Component data from apps and pages
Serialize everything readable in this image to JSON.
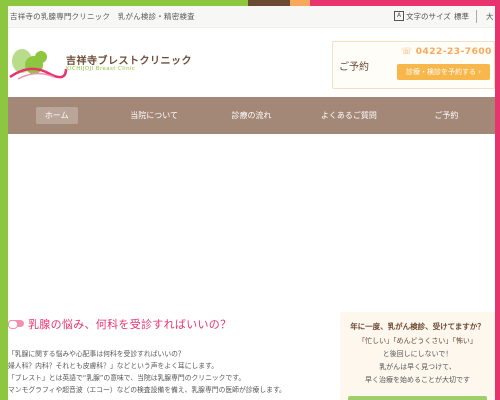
{
  "topbar": {
    "tagline": "吉祥寺の乳腺専門クリニック　乳がん検診・精密検査",
    "font_size_label": "文字のサイズ",
    "font_standard": "標準",
    "font_large": "大",
    "font_icon_glyph": "A"
  },
  "header": {
    "brand_name": "吉祥寺ブレストクリニック",
    "brand_en": "KICHIJOJI Breast Clinic",
    "reservation_label": "ご予約",
    "phone": "0422-23-7600",
    "reservation_button": "診療・検診を予約する",
    "arrow": "›"
  },
  "nav": {
    "items": [
      "ホーム",
      "当院について",
      "診療の流れ",
      "よくあるご質問",
      "ご予約"
    ]
  },
  "main": {
    "heading": "乳腺の悩み、何科を受診すればいいの？",
    "paragraphs": [
      "「乳腺に関する悩みや心配事は何科を受診すればいいの？",
      "婦人科？内科？それとも皮膚科？」などという声をよく耳にします。",
      "「ブレスト」とは英語で“乳腺”の意味で、当院は乳腺専門のクリニックです。",
      "マンモグラフィや超音波（エコー）などの検査設備を備え、乳腺専門の医師が診療します。"
    ]
  },
  "side": {
    "title": "年に一度、乳がん検診、受けてますか？",
    "line1": "「忙しい」「めんどうくさい」「怖い」",
    "line2": "と後回しにしないで！",
    "line3": "乳がんは早く見つけて、",
    "line4": "早く治療を始めることが大切です"
  },
  "colors": {
    "green": "#8dc63f",
    "pink": "#e8336e",
    "brown": "#6b4a34",
    "nav": "#a38777",
    "orange": "#f7b74b"
  },
  "icons": [
    "logo-squirrel-icon",
    "phone-icon",
    "font-size-icon",
    "pill-icon"
  ]
}
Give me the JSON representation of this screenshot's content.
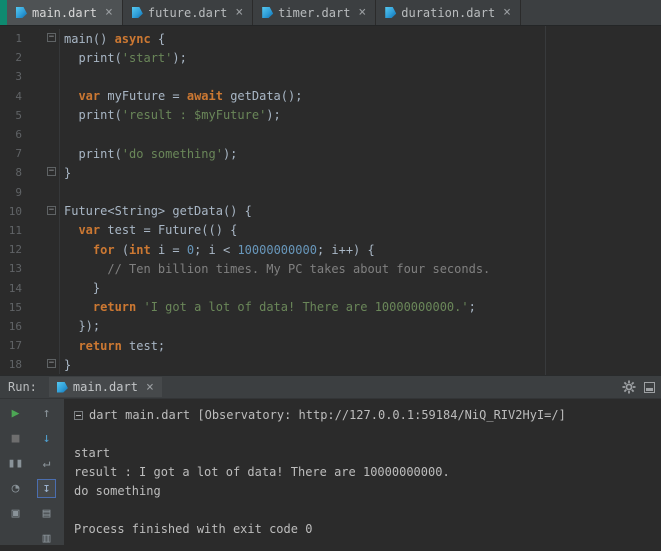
{
  "colors": {
    "editor_bg": "#2b2b2b",
    "panel_bg": "#3c3f41",
    "accent_teal": "#0e8a70",
    "keyword": "#cc7832",
    "string": "#6a8759",
    "number": "#6897bb",
    "comment": "#808080",
    "plain": "#a9b7c6",
    "line_number": "#606366"
  },
  "editor_tabs": [
    {
      "label": "main.dart",
      "close": "×",
      "active": true
    },
    {
      "label": "future.dart",
      "close": "×",
      "active": false
    },
    {
      "label": "timer.dart",
      "close": "×",
      "active": false
    },
    {
      "label": "duration.dart",
      "close": "×",
      "active": false
    }
  ],
  "editor": {
    "lines": [
      {
        "n": "1",
        "fold": true,
        "seg": [
          [
            "p",
            "main() "
          ],
          [
            "k",
            "async"
          ],
          [
            "p",
            " {"
          ]
        ]
      },
      {
        "n": "2",
        "seg": [
          [
            "p",
            "  print("
          ],
          [
            "s",
            "'start'"
          ],
          [
            "p",
            ");"
          ]
        ]
      },
      {
        "n": "3",
        "seg": []
      },
      {
        "n": "4",
        "seg": [
          [
            "p",
            "  "
          ],
          [
            "k",
            "var"
          ],
          [
            "p",
            " myFuture = "
          ],
          [
            "k",
            "await"
          ],
          [
            "p",
            " getData();"
          ]
        ]
      },
      {
        "n": "5",
        "seg": [
          [
            "p",
            "  print("
          ],
          [
            "s",
            "'result : $myFuture'"
          ],
          [
            "p",
            ");"
          ]
        ]
      },
      {
        "n": "6",
        "seg": []
      },
      {
        "n": "7",
        "seg": [
          [
            "p",
            "  print("
          ],
          [
            "s",
            "'do something'"
          ],
          [
            "p",
            ");"
          ]
        ]
      },
      {
        "n": "8",
        "fold": true,
        "seg": [
          [
            "p",
            "}"
          ]
        ]
      },
      {
        "n": "9",
        "seg": []
      },
      {
        "n": "10",
        "fold": true,
        "seg": [
          [
            "p",
            "Future<String> getData() {"
          ]
        ]
      },
      {
        "n": "11",
        "seg": [
          [
            "p",
            "  "
          ],
          [
            "k",
            "var"
          ],
          [
            "p",
            " test = Future(() {"
          ]
        ]
      },
      {
        "n": "12",
        "seg": [
          [
            "p",
            "    "
          ],
          [
            "k",
            "for"
          ],
          [
            "p",
            " ("
          ],
          [
            "k",
            "int"
          ],
          [
            "p",
            " i = "
          ],
          [
            "n",
            "0"
          ],
          [
            "p",
            "; i < "
          ],
          [
            "n",
            "10000000000"
          ],
          [
            "p",
            "; i++) {"
          ]
        ]
      },
      {
        "n": "13",
        "seg": [
          [
            "p",
            "      "
          ],
          [
            "c",
            "// Ten billion times. My PC takes about four seconds."
          ]
        ]
      },
      {
        "n": "14",
        "seg": [
          [
            "p",
            "    }"
          ]
        ]
      },
      {
        "n": "15",
        "seg": [
          [
            "p",
            "    "
          ],
          [
            "k",
            "return"
          ],
          [
            "p",
            " "
          ],
          [
            "s",
            "'I got a lot of data! There are 10000000000.'"
          ],
          [
            "p",
            ";"
          ]
        ]
      },
      {
        "n": "16",
        "seg": [
          [
            "p",
            "  });"
          ]
        ]
      },
      {
        "n": "17",
        "seg": [
          [
            "p",
            "  "
          ],
          [
            "k",
            "return"
          ],
          [
            "p",
            " test;"
          ]
        ]
      },
      {
        "n": "18",
        "fold": true,
        "seg": [
          [
            "p",
            "}"
          ]
        ]
      }
    ]
  },
  "run_panel": {
    "label": "Run:",
    "tab_label": "main.dart",
    "tab_close": "×",
    "console_lines": [
      {
        "icon": true,
        "text": "dart main.dart [Observatory: http://127.0.0.1:59184/NiQ_RIV2HyI=/]"
      },
      {
        "text": ""
      },
      {
        "text": "start"
      },
      {
        "text": "result : I got a lot of data! There are 10000000000."
      },
      {
        "text": "do something"
      },
      {
        "text": ""
      },
      {
        "text": "Process finished with exit code 0"
      }
    ],
    "toolbar_col1": [
      {
        "name": "rerun-button",
        "glyph": "▶",
        "color": "#4ca654"
      },
      {
        "name": "stop-button",
        "glyph": "■",
        "color": "#6e6e6e"
      },
      {
        "name": "pause-output-button",
        "glyph": "▮▮",
        "color": "#8a9399"
      },
      {
        "name": "show-history-button",
        "glyph": "◔",
        "color": "#8a9399"
      },
      {
        "name": "restore-layout-button",
        "glyph": "▣",
        "color": "#8a9399"
      }
    ],
    "toolbar_col2": [
      {
        "name": "up-stack-trace-button",
        "glyph": "↑",
        "color": "#8a9399"
      },
      {
        "name": "down-stack-trace-button",
        "glyph": "↓",
        "color": "#4f9ecd"
      },
      {
        "name": "soft-wrap-button",
        "glyph": "↵",
        "color": "#8a9399"
      },
      {
        "name": "scroll-to-end-button",
        "glyph": "↧",
        "color": "#9db4d0",
        "boxed": true
      },
      {
        "name": "print-console-button",
        "glyph": "▤",
        "color": "#8a9399"
      },
      {
        "name": "clear-all-button",
        "glyph": "▥",
        "color": "#8a9399"
      }
    ]
  }
}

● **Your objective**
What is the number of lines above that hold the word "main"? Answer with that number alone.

● **Answer to this problem**
5